Glessner House Museum offers guided tours of Glessner House (1886), a National Historic Landmark and Clarke House (1836), the City's oldest surviving building located in the adjacent Chicago Women's Park and Gardens. Tours are led by trained docents and last approximately one hour in each house. All tours begin at our Visitor's Center located at Glessner House Museum and are timed so that the two houses may be toured back-to-back.
We are open year-round, except for major holidays
New Year's Day
1:00 and 3:00 pm
12:00 noon and 2:00 pm
For further information, please call 312-326-1480.
House Museum engages
Glessner House Museum is proud to be a Distinctive Destination of the National Trust for Historic Preservation. We welcome all National Trust members to receive free admission and a 10% discount in our museum store when visiting our site. Click here for more information on Distinctive Destinations.
Note: See end of list for recurring programs
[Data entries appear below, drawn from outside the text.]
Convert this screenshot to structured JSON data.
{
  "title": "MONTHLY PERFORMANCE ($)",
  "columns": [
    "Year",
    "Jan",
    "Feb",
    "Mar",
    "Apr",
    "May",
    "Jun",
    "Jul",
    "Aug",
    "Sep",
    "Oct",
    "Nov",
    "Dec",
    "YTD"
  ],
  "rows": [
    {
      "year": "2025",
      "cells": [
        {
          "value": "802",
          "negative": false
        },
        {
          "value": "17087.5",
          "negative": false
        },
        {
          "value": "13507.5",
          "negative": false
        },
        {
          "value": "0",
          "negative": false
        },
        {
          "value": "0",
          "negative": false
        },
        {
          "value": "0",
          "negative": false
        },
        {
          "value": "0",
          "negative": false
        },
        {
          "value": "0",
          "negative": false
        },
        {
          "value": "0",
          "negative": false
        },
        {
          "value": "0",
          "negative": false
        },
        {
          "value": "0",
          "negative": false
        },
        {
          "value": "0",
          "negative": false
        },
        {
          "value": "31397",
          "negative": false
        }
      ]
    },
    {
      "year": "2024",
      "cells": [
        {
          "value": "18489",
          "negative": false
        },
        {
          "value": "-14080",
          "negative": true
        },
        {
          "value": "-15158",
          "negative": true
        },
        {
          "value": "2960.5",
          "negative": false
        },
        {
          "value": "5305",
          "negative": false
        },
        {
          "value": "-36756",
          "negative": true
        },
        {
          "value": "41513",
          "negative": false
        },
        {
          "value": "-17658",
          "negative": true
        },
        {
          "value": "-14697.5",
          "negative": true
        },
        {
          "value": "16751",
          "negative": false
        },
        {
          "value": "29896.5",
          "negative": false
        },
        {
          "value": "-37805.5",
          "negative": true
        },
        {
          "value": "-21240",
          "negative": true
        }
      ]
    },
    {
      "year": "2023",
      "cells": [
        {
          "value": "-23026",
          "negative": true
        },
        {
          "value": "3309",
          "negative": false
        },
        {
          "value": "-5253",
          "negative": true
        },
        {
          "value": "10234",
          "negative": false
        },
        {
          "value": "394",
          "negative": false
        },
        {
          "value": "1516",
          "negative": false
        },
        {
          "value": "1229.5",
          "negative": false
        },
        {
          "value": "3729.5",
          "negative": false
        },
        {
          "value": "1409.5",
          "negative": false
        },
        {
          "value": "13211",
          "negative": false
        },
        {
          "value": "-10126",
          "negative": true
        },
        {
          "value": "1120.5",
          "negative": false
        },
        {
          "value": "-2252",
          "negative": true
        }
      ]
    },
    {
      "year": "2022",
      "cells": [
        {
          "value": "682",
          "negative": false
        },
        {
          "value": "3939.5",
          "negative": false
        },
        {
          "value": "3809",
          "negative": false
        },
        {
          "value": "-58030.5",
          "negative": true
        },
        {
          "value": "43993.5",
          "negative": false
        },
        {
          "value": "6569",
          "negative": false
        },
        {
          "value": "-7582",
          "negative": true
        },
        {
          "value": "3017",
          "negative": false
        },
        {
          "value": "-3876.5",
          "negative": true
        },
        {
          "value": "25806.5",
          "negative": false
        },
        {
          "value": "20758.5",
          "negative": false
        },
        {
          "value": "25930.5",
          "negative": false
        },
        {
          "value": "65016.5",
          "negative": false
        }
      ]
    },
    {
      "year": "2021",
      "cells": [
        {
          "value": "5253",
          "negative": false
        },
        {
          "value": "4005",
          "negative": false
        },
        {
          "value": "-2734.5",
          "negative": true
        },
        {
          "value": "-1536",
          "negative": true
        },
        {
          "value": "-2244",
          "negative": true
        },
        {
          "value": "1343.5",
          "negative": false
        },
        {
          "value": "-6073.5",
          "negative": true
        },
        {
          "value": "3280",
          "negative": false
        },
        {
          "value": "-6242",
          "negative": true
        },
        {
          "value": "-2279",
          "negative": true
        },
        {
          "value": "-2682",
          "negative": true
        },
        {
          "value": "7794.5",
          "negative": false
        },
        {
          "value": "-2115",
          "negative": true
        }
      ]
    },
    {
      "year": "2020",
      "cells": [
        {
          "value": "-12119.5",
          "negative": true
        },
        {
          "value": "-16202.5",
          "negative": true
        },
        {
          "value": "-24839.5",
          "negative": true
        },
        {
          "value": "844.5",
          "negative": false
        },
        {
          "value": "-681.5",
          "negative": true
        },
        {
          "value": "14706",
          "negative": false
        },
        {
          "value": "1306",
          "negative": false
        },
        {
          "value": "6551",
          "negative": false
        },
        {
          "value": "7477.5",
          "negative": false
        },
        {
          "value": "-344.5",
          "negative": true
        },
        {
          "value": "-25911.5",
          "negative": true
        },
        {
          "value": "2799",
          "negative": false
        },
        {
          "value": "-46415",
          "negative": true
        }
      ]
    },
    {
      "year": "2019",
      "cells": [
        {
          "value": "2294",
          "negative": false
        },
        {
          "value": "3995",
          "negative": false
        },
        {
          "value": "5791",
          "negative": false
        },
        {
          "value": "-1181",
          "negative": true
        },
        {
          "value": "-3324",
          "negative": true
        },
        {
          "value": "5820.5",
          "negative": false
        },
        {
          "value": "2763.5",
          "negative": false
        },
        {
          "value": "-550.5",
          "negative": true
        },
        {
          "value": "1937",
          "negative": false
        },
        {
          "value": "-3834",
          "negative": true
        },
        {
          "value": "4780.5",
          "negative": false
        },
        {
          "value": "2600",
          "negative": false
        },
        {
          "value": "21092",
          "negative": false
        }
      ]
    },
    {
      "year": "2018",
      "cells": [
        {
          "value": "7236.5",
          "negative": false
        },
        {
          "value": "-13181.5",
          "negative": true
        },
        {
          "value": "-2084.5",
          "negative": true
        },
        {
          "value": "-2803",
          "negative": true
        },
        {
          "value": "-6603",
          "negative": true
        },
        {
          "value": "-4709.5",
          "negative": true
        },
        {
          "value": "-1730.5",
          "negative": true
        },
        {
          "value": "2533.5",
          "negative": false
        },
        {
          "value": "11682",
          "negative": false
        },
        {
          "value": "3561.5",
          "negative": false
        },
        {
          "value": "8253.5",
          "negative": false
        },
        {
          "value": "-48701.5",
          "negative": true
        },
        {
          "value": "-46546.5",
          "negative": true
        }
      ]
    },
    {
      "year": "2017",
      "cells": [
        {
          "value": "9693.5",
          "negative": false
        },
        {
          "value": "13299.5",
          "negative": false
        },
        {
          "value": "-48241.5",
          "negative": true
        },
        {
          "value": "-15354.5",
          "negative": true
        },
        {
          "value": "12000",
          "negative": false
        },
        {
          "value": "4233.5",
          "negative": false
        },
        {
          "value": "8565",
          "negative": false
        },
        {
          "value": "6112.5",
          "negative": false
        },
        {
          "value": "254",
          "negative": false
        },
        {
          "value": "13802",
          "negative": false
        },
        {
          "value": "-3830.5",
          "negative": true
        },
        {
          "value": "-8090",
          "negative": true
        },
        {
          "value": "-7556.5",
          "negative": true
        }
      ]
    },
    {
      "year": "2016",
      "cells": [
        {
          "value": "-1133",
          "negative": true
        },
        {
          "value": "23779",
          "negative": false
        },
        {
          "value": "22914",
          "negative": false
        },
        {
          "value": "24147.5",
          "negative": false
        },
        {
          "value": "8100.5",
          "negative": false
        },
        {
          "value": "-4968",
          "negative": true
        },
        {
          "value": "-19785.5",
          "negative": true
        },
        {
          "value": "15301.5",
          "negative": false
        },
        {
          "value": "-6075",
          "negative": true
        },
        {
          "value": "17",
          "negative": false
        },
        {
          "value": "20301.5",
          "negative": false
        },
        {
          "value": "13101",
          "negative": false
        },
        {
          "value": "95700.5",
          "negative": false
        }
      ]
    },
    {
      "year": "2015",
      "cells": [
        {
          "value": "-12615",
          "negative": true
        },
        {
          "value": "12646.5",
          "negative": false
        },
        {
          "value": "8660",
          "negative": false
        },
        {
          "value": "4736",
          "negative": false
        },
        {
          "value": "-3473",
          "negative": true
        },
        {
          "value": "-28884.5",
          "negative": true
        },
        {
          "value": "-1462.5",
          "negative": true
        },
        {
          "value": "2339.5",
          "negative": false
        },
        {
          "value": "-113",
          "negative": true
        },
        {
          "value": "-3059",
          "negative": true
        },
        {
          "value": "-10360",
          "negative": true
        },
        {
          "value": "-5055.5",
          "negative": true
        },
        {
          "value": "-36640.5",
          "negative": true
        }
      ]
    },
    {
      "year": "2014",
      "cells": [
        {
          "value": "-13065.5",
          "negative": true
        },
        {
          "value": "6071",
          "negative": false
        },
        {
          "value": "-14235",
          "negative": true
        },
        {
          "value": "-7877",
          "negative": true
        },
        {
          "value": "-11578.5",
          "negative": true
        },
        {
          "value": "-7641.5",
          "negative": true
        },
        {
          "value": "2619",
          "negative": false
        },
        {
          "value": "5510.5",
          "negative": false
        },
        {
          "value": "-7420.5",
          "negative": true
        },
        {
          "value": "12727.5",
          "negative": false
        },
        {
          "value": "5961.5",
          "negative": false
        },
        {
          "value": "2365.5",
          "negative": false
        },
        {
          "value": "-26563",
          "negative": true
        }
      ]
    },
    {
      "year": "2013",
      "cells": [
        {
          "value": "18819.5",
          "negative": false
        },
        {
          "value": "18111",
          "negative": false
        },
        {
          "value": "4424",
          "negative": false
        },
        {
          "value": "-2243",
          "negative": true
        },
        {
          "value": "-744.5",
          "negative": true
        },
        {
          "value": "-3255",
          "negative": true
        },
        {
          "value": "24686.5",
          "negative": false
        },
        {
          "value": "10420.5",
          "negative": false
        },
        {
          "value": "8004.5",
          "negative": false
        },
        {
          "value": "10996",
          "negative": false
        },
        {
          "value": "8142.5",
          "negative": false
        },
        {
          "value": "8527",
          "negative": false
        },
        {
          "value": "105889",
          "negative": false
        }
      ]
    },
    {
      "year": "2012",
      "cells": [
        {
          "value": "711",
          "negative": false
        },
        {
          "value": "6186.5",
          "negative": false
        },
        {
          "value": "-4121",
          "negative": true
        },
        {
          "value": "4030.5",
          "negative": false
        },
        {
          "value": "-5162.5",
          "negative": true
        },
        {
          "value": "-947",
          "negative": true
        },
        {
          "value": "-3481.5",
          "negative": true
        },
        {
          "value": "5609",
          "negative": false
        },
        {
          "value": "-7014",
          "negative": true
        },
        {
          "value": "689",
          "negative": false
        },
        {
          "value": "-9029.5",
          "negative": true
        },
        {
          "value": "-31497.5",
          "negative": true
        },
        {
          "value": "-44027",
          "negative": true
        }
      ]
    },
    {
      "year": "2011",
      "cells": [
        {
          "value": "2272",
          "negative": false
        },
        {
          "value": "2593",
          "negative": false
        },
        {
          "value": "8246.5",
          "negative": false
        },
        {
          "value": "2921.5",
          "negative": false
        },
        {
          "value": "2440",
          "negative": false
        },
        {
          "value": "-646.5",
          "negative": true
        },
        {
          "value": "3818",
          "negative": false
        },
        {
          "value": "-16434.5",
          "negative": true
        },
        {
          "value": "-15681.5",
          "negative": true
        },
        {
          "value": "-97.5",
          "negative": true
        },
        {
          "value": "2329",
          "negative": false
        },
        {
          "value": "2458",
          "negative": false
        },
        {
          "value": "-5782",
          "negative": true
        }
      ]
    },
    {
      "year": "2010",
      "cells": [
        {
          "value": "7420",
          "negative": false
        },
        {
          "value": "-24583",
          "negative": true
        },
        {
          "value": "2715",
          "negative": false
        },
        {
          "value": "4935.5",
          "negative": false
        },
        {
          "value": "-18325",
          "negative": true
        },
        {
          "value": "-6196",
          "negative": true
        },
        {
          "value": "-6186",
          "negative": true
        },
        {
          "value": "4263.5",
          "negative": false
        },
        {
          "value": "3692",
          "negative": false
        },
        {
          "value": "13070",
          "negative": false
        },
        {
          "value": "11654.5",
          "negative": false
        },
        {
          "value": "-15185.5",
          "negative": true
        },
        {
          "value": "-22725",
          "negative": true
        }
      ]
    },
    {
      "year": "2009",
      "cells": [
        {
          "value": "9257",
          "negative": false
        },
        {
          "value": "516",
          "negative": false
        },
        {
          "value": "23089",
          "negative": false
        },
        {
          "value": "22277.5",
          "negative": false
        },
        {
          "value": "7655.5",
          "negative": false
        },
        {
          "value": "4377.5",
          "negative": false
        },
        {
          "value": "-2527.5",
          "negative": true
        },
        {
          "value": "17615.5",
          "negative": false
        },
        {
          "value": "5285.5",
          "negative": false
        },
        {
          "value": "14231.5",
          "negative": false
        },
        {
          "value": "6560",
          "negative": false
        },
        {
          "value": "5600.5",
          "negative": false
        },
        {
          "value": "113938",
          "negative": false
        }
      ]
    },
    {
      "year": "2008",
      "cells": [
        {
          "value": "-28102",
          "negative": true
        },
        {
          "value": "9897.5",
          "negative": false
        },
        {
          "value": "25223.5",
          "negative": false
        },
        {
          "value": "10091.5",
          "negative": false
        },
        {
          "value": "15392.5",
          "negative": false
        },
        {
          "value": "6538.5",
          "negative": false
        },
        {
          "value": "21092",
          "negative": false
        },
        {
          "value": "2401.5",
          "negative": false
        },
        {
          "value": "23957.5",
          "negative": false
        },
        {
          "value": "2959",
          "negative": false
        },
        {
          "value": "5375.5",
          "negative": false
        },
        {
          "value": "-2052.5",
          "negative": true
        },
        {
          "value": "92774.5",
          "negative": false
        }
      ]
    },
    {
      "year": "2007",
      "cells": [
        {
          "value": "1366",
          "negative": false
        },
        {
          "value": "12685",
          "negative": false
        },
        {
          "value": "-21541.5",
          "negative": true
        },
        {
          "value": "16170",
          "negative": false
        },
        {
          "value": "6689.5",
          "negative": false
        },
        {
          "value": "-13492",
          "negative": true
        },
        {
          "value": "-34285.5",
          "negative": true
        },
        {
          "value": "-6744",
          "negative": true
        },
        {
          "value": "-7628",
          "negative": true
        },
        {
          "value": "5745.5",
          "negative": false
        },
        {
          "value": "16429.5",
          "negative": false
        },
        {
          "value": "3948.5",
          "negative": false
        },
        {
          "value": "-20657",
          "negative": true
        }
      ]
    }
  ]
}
Houses Decorated for the Holidays
Wednesday November 26, 2014 through Sunday January 4, 2015
Opening of the John J. 'Jack'
Simmerling Gallery of Prairie Avenue History
Monday December 1, 2014
Exploring the Lives of the Glessners' Servants
Tuesday December 9, 2014
Christmas Candlelight Tours
Saturday December 13 and
Sunday December 14, 2014
5:30, 6:00, and 6:30pm
Private Tour of the Auditorium Building with Historian Bart Swindall
John H. Waters
Pretyman's designs for spaces in several Burnham and Root buildings were
his most elaborate. They included the banking room for the Society
for Savings in Cleveland (1890), Charles Gossage & Co. a dry goods
store in the first floor and basement of the Reliance Building (1891),
and Willard Hall, the assembly room for the Women's Temple at the corner
of Monroe and State (1892). Of these interiors only the Society
for Savings remains. (See further information below).
banking room interior William Pretyman designed for Burnham and Root's
Society for Savings Building in Cleveland is his only interior, other
than the Glessner House parlor, known to survive. The banking room
fills most of the first floor of the building and, like the Glessner parlor,
its walls are covered with stenciled decoration. Pretyman also designed
the elaborate leaded glass skylight for the space.
Through the Years with the Glessners
Journals courtesy of the Chicago History Museum
The Glessners Dedicate Their Home
Years Ago (1887)
December 1: Yesterday we continued our moving, bringing down quite a number of things. We found a car load of our furniture had come from Davenport, and had it brought here unloaded and most of it unpacked. It is very beautiful. Today we moved by the wagon load - and slept here the first night. No one knew that we had been moving, every thing was taken in the alley way and unpacked in the court yard.
December 4: Today we took a carriage and went to the old home. It looked very forlorn. We kindled a fire in the library and I lighted a lantern which I had carried over and brought the light home - then from that I lighted a fire here in the library. Prof. Swing came. After we had a lovely chat, we went all over the house, then the Prof. read a few verses from the 5th chapter of Matthew and made a beautiful prayer. Now I feel that the house is dedicated, and so ends a very happy day and prosperous beginning.
|Explore the archives of our newsletter to read more about our collections and Mrs. Glessner's journal.|